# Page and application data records
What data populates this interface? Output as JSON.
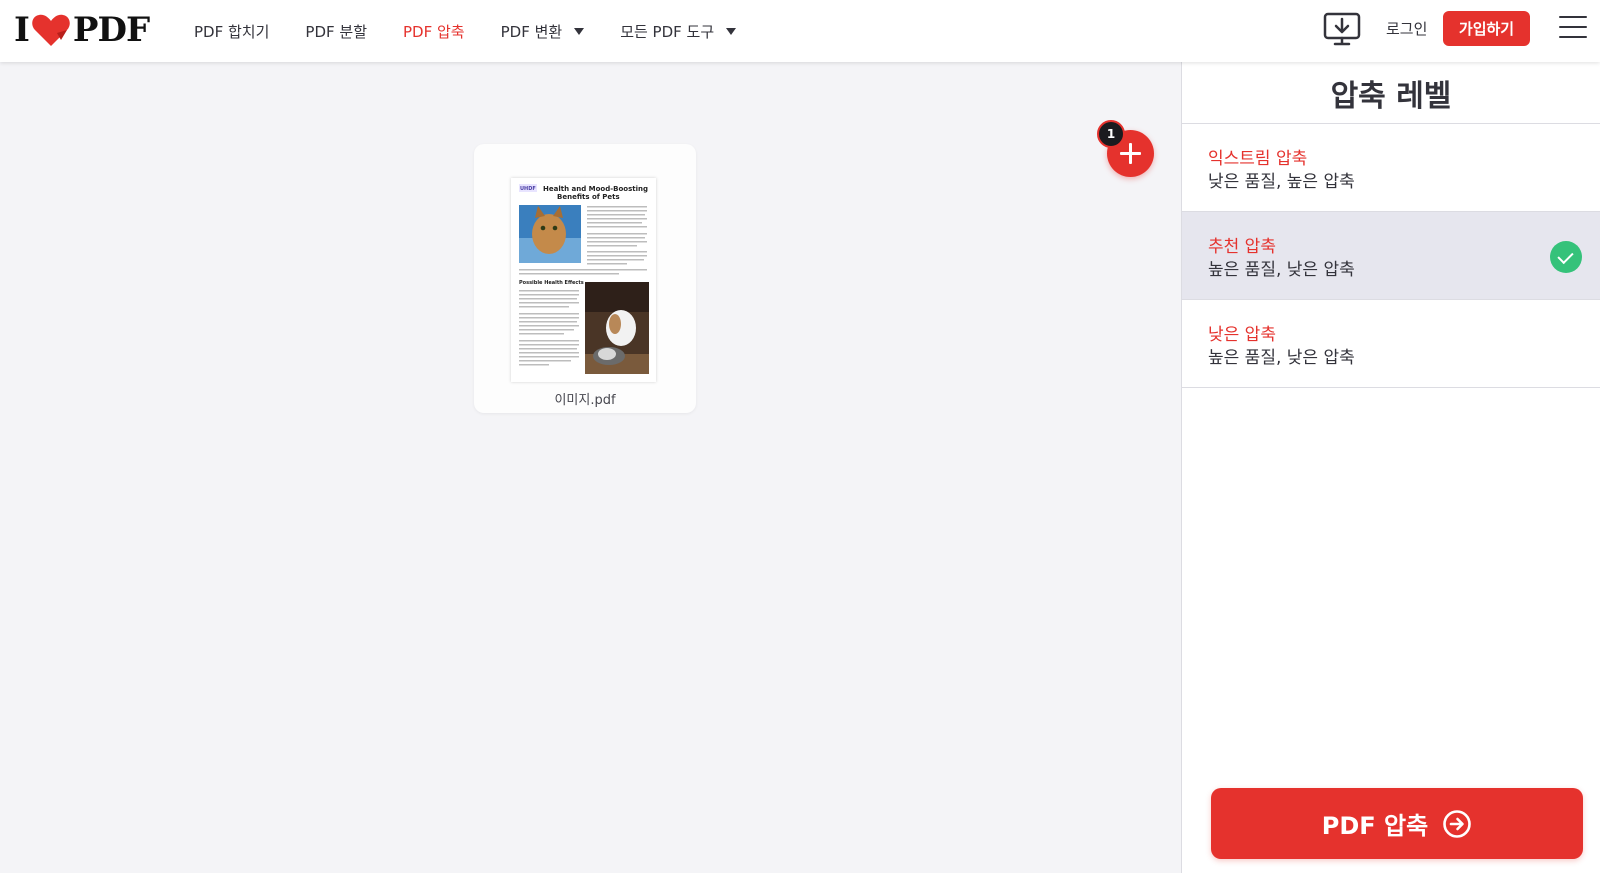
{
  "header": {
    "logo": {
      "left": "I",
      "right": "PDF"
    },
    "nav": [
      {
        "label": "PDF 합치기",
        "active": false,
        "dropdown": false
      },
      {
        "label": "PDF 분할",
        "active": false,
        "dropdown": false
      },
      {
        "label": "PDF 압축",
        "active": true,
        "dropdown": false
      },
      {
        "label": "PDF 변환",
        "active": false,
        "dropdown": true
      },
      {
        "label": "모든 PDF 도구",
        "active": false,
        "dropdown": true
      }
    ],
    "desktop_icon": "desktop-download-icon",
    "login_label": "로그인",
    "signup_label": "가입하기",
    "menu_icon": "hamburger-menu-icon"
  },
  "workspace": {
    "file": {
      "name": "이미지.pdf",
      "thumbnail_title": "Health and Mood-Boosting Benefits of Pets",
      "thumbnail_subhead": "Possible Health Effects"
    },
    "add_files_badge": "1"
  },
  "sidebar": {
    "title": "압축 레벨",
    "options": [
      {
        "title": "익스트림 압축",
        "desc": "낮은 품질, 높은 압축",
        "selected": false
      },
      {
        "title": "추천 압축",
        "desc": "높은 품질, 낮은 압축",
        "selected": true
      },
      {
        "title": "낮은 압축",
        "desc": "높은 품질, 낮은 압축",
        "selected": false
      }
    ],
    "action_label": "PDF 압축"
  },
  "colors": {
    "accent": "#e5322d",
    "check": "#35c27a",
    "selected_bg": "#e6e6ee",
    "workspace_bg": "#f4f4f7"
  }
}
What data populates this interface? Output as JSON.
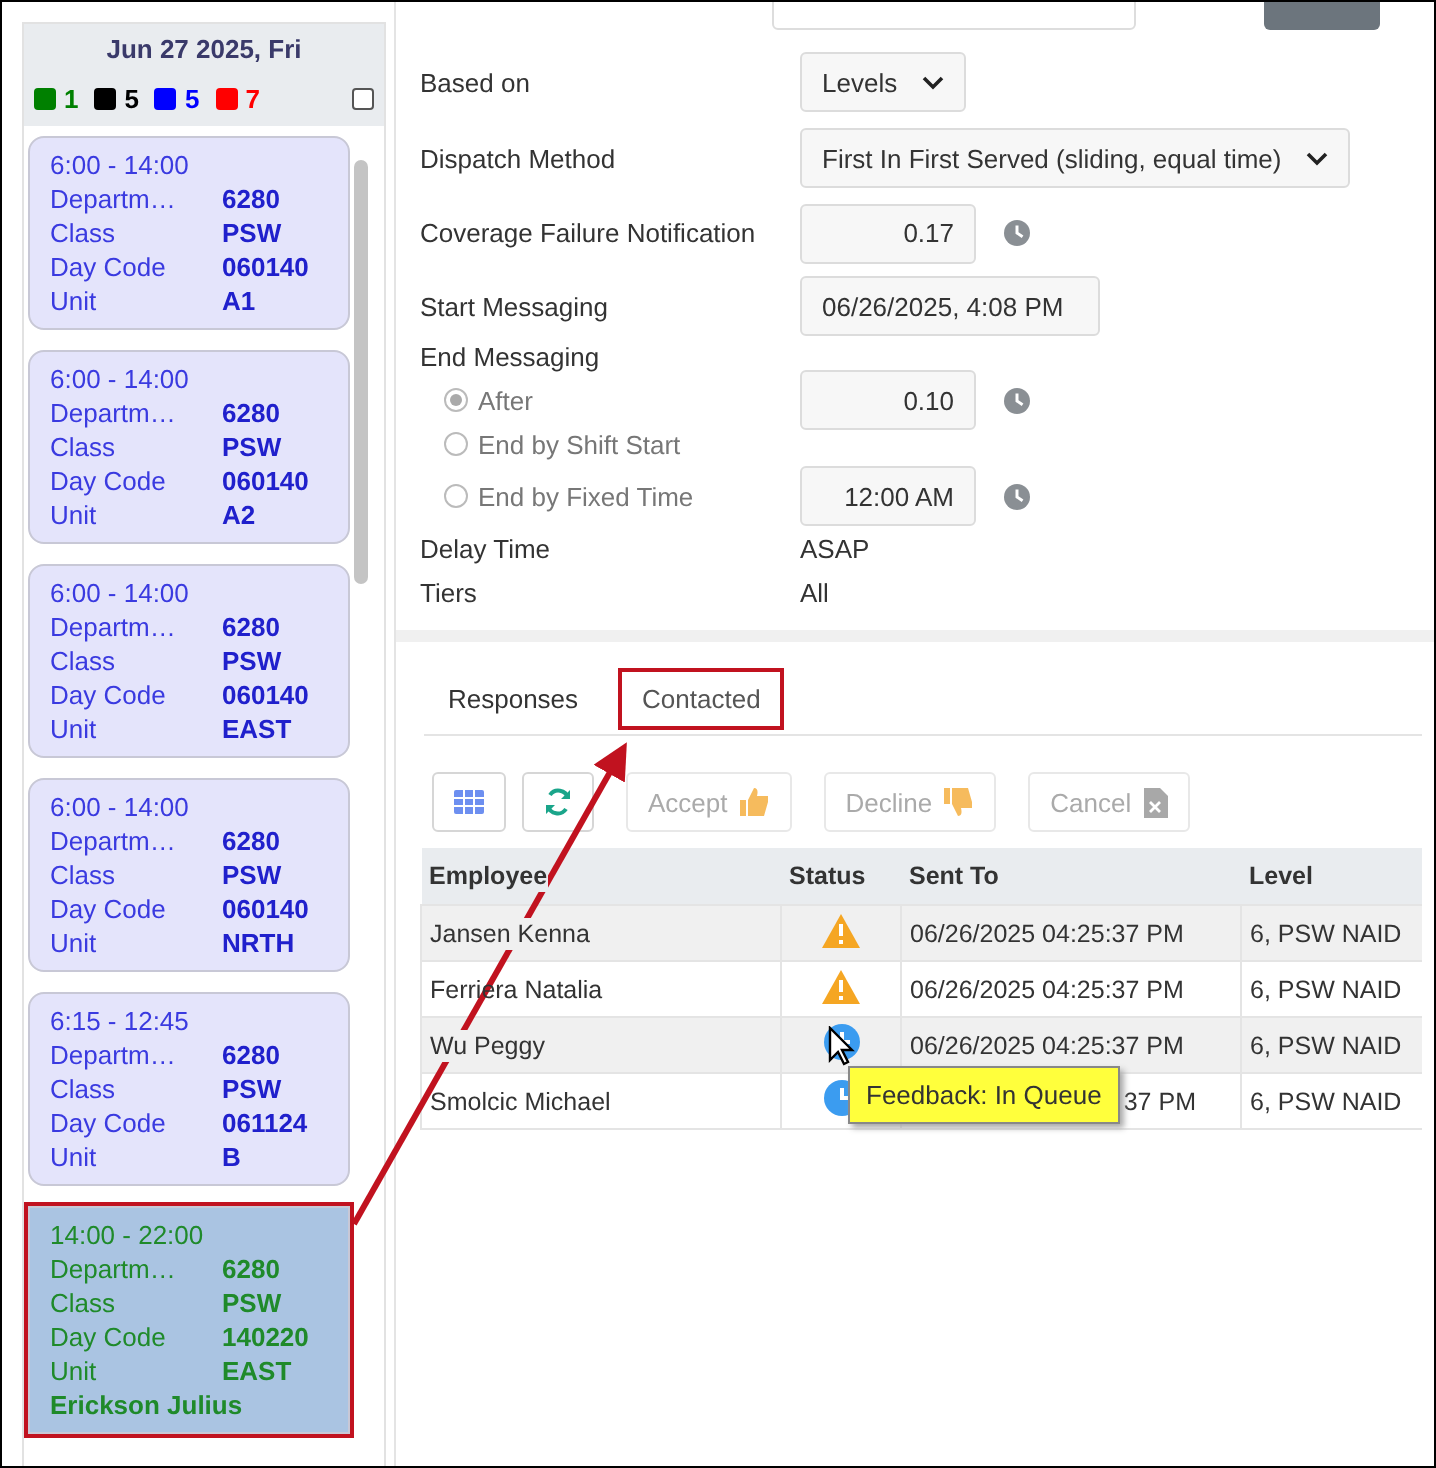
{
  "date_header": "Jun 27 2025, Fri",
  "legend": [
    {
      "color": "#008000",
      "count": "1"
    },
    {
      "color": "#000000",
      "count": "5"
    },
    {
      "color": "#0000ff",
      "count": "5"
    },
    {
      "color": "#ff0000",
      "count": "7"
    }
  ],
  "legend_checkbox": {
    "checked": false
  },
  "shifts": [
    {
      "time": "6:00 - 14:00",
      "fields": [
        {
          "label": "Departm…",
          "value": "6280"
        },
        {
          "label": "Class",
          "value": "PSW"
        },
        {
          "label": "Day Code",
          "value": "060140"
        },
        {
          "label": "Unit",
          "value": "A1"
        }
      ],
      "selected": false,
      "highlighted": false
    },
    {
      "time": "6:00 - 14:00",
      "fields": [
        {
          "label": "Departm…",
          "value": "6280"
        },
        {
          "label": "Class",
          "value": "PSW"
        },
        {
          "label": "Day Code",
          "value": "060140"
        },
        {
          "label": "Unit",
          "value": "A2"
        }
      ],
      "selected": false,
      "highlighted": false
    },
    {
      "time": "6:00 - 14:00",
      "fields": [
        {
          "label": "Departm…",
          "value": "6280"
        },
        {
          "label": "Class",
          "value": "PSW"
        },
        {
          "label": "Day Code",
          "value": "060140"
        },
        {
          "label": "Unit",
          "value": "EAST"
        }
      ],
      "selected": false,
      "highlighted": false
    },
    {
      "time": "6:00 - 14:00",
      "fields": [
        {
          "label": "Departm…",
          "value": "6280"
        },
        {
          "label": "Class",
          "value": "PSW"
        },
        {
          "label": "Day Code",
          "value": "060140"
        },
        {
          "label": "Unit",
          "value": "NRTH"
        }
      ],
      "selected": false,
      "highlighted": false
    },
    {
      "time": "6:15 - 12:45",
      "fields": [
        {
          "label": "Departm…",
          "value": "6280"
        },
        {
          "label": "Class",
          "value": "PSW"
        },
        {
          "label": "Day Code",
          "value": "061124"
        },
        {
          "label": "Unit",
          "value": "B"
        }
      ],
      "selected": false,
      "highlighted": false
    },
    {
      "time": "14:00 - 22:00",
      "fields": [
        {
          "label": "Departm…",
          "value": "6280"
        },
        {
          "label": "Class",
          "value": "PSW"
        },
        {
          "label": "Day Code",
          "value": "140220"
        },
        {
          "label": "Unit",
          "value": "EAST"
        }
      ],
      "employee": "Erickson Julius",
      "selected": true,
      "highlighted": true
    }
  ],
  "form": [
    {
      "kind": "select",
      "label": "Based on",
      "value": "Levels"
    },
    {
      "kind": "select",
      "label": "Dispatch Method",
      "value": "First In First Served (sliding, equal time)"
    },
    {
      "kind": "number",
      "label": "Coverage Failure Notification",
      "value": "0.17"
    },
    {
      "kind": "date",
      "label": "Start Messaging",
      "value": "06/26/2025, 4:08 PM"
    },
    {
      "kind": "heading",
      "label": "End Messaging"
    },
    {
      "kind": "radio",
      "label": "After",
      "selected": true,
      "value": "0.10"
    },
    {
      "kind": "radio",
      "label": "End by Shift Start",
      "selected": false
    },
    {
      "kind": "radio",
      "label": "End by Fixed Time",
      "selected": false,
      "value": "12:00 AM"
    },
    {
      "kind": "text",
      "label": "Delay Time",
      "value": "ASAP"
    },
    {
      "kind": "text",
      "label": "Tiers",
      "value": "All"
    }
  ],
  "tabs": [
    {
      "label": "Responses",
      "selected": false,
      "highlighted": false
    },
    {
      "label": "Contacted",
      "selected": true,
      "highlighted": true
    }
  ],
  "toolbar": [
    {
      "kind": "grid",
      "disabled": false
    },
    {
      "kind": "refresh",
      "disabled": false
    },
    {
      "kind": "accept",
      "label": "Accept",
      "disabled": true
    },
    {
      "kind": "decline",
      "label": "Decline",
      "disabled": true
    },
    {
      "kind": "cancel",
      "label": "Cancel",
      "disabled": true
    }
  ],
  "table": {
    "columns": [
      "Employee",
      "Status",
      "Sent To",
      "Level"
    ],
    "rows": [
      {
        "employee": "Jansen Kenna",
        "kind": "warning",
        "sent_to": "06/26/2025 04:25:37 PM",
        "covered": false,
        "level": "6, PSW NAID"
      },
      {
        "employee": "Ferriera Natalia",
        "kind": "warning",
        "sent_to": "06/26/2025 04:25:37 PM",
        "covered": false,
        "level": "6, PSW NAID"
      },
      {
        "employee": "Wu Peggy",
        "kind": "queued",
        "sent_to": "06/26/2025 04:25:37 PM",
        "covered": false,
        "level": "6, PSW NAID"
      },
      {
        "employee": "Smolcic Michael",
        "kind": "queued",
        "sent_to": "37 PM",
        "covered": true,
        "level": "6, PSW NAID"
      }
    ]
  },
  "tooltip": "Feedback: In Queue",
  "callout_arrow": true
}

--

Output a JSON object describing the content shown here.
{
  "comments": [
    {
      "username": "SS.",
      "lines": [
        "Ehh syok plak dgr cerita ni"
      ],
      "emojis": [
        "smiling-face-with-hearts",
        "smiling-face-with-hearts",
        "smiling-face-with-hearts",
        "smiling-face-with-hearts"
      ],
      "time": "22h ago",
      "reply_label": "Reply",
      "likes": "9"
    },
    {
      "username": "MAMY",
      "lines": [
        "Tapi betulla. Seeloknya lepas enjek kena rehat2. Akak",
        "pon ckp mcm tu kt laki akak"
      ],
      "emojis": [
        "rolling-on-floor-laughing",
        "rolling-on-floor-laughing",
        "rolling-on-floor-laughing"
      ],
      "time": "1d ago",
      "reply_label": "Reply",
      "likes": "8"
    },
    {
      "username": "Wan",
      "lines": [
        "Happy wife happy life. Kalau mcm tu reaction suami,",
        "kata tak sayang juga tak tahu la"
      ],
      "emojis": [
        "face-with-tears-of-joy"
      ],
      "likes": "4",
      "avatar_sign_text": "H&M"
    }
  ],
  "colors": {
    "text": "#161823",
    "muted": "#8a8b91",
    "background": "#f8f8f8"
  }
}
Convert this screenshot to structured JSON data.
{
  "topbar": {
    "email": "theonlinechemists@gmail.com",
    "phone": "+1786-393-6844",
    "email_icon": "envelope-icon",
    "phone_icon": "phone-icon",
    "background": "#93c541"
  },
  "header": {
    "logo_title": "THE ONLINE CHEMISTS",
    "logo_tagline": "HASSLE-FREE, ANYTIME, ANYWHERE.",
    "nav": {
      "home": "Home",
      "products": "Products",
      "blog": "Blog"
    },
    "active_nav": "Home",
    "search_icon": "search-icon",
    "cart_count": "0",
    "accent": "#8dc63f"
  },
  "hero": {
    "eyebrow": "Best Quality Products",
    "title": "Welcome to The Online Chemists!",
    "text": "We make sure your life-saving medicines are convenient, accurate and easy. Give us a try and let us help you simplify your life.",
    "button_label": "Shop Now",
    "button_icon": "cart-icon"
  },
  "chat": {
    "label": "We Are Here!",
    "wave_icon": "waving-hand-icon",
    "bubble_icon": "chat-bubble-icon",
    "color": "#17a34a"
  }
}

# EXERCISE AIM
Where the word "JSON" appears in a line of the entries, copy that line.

# SOLUTION TO THIS EXERCISE
What data populates this interface? Output as JSON.
What data populates this interface? Output as JSON.
Output a JSON object describing the content shown here.
Convert this screenshot to structured JSON data.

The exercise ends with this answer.